What does he think Afghanistan will look like twenty-five and fifty years from now, assuming that no major disasters occur? What would he like Afghanistan to become?

Does he think it's best if the West intervenes in other nations under despotic rule, or should we leave them alone? If we should intervene, how far should we be willing to go?

Posted by Joel | July 6, 2007 6:04 AM

Can you compare and contrast the US military with that of the former Soviet Union in the 80s occupation?

Posted by ralph127 | July 6, 2007 6:48 AM

Please provide a list of Muslim religious leaders in Afghanistan who are praying for the success of American arms in their country.

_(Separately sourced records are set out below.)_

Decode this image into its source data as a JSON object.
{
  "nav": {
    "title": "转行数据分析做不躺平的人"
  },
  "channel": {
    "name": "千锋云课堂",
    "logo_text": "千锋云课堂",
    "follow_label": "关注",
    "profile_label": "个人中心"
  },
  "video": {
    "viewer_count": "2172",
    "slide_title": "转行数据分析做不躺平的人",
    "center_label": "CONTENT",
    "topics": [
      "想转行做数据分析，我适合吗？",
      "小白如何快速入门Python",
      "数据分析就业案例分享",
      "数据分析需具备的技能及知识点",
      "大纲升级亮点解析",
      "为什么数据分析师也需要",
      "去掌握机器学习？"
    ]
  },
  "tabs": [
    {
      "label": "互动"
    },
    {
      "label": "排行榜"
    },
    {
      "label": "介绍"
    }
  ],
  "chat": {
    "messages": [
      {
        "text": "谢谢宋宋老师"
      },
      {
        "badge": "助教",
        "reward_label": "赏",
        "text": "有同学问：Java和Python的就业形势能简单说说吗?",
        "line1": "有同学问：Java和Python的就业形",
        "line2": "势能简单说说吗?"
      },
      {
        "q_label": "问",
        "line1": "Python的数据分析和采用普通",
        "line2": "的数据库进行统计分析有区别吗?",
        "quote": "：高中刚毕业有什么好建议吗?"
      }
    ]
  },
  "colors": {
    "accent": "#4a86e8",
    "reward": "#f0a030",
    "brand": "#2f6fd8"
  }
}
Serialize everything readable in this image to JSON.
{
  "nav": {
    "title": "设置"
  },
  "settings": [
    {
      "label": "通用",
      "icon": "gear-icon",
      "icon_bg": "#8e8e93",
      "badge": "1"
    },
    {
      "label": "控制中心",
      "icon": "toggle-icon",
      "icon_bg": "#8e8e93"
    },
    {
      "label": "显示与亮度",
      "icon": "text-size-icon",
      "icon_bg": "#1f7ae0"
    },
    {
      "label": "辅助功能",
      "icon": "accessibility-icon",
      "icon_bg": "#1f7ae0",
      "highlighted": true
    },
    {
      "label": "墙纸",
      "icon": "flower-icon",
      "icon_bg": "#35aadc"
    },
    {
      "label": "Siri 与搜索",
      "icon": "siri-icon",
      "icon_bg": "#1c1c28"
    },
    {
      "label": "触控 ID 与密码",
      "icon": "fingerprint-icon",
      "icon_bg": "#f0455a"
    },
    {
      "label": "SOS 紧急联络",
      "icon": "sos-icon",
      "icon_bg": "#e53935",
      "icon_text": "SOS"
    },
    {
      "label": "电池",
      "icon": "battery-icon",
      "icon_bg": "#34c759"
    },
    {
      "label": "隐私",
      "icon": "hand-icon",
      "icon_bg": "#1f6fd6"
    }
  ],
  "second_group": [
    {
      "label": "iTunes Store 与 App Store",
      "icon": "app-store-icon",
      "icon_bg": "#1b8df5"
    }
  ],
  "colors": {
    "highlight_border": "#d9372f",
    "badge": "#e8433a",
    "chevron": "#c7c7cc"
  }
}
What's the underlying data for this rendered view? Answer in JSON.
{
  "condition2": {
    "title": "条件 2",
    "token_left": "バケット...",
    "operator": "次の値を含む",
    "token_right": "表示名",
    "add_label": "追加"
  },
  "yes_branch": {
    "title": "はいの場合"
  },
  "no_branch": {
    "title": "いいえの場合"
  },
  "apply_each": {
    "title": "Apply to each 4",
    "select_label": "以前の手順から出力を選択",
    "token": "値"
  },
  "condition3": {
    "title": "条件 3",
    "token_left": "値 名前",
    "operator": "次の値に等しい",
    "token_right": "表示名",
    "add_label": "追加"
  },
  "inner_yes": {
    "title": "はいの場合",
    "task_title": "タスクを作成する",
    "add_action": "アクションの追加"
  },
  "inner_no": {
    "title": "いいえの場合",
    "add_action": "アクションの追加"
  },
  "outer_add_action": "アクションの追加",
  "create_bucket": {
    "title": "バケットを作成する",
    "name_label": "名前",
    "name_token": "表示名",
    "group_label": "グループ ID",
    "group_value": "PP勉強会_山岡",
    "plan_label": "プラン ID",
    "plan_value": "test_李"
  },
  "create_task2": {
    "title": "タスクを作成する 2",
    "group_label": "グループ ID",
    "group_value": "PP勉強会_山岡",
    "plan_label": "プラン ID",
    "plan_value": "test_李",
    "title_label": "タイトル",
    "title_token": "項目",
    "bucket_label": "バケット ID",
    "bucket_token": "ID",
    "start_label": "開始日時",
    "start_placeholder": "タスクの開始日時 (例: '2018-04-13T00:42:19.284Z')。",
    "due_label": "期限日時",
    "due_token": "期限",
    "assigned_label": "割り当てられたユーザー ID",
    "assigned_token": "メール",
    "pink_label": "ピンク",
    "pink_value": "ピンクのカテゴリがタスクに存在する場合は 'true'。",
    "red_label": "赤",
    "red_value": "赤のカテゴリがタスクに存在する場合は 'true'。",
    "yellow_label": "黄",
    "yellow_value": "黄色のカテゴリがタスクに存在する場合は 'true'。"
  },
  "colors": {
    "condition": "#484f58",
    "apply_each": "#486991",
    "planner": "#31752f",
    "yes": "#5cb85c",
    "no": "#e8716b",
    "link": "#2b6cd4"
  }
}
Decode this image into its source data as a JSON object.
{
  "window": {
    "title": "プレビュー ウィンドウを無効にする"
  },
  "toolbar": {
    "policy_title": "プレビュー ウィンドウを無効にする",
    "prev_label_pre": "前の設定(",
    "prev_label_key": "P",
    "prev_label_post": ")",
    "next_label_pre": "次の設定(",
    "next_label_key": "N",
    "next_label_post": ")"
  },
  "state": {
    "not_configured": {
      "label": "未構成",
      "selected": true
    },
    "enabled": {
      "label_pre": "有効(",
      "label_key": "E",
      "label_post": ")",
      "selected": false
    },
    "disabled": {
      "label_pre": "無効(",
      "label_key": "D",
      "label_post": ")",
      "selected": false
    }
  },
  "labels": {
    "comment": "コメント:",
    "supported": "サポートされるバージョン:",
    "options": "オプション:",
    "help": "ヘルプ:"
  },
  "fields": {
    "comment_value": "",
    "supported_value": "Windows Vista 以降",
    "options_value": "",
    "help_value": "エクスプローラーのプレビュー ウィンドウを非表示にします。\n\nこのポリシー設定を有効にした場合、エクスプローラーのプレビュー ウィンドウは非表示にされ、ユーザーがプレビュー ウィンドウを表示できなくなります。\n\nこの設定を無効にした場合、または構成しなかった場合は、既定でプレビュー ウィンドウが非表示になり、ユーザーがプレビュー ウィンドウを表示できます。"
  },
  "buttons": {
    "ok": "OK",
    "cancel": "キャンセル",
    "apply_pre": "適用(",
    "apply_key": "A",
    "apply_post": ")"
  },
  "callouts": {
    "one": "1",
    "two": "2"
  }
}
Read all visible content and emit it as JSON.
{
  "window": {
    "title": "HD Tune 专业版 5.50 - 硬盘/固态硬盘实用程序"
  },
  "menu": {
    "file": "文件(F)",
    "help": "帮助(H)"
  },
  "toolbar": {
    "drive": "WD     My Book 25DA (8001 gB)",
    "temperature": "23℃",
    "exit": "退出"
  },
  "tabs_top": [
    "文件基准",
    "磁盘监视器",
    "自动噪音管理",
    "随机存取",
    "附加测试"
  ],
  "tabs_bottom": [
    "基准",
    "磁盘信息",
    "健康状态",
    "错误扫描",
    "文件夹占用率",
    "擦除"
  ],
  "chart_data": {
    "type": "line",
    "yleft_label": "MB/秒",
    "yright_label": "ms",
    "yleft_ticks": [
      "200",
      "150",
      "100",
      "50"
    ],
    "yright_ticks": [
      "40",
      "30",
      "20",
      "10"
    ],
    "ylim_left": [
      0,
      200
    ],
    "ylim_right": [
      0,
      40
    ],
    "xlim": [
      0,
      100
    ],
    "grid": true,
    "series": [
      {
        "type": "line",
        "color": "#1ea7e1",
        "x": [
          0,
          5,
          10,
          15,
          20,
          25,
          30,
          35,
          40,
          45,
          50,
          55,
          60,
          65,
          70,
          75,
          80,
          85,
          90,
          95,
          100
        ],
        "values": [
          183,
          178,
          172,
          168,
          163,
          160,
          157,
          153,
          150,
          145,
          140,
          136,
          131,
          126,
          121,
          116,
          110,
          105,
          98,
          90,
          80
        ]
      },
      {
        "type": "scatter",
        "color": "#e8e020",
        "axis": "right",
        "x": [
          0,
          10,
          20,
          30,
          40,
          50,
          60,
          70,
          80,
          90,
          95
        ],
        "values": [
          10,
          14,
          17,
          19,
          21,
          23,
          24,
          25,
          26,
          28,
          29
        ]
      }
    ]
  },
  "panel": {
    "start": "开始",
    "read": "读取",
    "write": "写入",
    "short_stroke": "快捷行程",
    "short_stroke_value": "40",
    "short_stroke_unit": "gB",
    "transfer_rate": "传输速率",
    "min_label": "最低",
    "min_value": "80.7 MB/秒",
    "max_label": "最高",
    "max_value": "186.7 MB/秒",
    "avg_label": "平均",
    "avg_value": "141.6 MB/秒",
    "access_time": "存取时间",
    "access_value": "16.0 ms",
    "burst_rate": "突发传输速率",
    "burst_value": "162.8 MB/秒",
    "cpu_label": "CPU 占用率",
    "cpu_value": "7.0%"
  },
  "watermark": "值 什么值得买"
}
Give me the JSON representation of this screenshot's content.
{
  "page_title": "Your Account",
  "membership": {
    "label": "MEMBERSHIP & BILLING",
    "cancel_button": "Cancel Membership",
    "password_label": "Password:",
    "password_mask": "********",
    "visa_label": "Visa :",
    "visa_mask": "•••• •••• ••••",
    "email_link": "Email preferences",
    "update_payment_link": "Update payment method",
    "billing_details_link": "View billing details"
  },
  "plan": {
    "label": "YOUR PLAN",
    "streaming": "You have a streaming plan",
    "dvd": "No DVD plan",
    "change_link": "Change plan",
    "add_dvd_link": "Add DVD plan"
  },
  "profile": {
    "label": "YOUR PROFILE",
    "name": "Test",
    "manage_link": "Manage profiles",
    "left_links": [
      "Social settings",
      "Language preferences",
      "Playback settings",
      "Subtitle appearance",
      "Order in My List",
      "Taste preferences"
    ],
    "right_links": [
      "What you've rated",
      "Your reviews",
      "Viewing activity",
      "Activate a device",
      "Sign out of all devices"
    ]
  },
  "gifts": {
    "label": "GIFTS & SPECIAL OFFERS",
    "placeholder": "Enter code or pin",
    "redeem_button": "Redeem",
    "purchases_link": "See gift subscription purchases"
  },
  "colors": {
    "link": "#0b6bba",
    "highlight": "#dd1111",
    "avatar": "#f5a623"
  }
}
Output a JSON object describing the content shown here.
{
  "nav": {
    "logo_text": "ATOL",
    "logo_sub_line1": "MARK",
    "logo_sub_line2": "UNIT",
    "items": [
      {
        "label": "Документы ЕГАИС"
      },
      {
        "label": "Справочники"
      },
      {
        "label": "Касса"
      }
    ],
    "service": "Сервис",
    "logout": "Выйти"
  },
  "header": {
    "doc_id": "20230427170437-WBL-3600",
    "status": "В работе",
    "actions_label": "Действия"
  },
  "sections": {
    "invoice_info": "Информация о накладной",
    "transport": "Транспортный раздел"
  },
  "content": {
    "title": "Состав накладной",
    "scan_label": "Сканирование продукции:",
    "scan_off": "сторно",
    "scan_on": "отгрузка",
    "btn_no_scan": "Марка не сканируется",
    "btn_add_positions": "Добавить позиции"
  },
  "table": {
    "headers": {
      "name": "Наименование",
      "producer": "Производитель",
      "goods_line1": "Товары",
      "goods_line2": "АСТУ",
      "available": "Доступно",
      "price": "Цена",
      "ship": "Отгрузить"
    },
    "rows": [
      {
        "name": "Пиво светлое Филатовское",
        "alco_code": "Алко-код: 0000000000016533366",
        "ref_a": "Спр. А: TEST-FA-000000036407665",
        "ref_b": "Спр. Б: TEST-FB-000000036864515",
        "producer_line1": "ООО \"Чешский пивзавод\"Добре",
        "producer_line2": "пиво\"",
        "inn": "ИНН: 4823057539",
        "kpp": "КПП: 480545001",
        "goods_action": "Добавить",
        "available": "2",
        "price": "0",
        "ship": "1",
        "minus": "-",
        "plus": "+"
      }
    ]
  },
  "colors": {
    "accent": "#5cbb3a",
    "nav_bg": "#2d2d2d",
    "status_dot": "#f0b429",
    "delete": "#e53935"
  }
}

Please provide a list of Muslim religious leaders in Afghanistan who are calling on their god to bless the Americans who have scarified their lives in the hope of bring freedom to the Afghani people.

Please provide a list of Muslim religious leaders in Afghanistan who espouses freedom of conscience for all men and do so publicly, unconditionally and in terms of Islamic theology.

Please provide a list of Muslim religious leaders in Afghanistan who are preaching peaceful coexistence with unbelievers and are doing so publicly, unconditionally and in terms of Islamic theology.

Can any Muslim profess freedom of conscience for all men and espouse peaceful coexistence with unbelievers and remain true to the central tenets of Islam? Can there even be freedom of conscience and peaceful coexistence with unbelievers under Sharia? Please provide any historical instance where freedom of conscience and peaceful coexistence with unbelievers has been obtained where Sharia is enforced. Why has America consented to the enshrinement of Sharia in the Afghan Constitution?

Posted by bulbasaur | July 6, 2007 8:37 AM

Pope Benedict XVI gave a lecture at the University of Regensberg, Germany last year wherein he recalled a Byzantine Emporer asking a Muslim whether violence was theologically consistent with Islam.

Can you help us understand why this question could be respectfully asked in the Middle Ages without fear of violent reprisal, but can't be asked in the 21st century?

Posted by TW | July 6, 2007 8:49 AM

How is that Unocal pipeline project coming along, and was it worth being invaded for it?


"Unocal was one of the key players in the CentGas consortium, an attempt to build the Trans-Afghanistan Pipeline to run from the Caspian area, through Afghanistan and probably Pakistan, to the Indian Ocean. One of the consultants to Unocal at that time was Zalmay Khalilzad, now US ambassador to Iraq. The CentGas pipeline was not built, due to inability of CentGas and the Taliban to come to a mutually acceptable economic understanding. Shortly thereafter, the US invaded Afghanistan, removing Taliban control from Afghanistan and making moot the question of their remuneration."